For the word "views", find each line in the entries where it occurs and copy that line.

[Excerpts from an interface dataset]
§

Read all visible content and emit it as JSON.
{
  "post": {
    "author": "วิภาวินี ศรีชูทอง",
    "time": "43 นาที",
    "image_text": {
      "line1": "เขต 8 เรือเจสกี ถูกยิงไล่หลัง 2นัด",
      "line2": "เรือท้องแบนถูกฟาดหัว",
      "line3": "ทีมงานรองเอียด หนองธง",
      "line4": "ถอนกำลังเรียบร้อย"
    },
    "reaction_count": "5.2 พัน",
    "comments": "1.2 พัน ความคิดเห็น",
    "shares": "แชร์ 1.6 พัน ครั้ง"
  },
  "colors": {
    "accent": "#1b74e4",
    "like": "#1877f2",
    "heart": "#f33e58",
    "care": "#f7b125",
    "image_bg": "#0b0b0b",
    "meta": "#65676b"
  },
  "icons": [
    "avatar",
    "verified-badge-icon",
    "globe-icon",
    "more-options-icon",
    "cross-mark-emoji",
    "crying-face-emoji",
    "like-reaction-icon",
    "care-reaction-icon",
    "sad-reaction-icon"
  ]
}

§

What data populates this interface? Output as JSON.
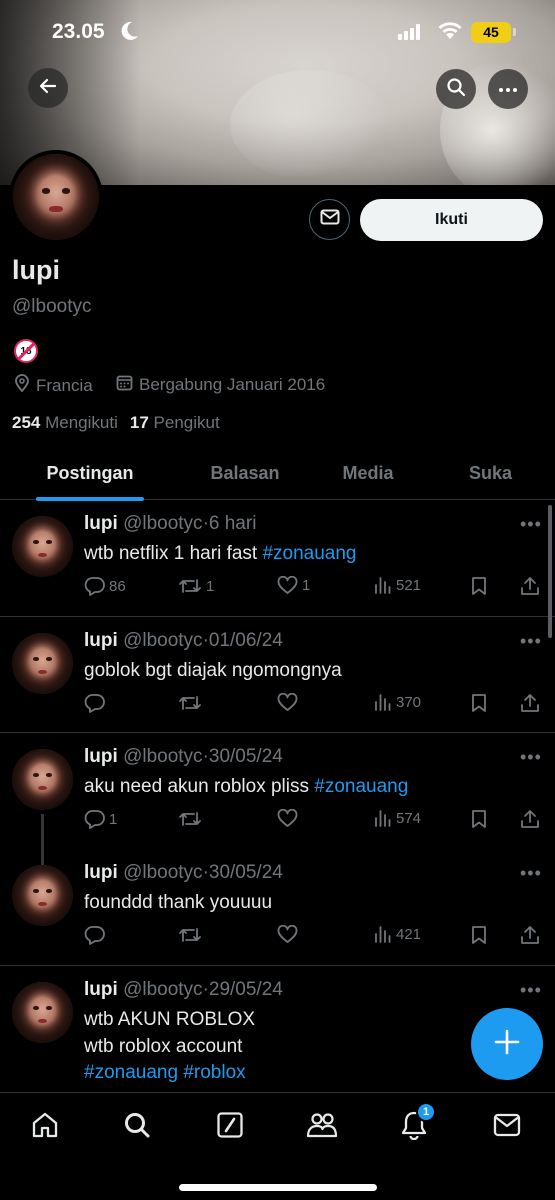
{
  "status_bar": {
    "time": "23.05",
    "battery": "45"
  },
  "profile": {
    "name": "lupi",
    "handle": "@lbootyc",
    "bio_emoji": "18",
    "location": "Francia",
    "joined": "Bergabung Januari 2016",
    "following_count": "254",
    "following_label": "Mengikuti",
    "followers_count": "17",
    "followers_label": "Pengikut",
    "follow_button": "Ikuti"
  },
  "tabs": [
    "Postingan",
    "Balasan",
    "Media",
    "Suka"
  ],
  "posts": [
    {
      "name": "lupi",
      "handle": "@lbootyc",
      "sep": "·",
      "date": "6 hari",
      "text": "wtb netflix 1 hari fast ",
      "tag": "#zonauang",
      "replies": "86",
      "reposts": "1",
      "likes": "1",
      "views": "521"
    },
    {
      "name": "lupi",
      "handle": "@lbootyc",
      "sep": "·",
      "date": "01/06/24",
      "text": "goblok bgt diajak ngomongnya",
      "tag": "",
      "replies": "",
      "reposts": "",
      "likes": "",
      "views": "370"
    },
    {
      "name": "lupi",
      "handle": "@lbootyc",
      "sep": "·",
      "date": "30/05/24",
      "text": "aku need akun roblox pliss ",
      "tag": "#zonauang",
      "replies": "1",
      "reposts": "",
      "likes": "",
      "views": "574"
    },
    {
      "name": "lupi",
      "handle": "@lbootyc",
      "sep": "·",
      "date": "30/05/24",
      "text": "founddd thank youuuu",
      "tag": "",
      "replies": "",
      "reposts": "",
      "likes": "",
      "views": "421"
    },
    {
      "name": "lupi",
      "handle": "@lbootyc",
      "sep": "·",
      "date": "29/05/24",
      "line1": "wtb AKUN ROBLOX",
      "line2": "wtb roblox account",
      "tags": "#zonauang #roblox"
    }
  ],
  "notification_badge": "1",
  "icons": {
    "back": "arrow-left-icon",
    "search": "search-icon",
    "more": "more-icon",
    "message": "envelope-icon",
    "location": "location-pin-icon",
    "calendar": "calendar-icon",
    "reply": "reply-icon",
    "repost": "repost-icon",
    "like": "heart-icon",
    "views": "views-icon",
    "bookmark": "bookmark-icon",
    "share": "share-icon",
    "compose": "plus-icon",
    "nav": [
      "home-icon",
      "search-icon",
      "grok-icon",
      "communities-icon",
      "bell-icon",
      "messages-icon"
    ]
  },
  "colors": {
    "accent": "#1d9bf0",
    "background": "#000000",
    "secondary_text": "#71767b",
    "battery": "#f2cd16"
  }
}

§

*Written reply:*
      "views": "521"
      "views": "370"
      "views": "574"
      "views": "421"
    "views": "views-icon",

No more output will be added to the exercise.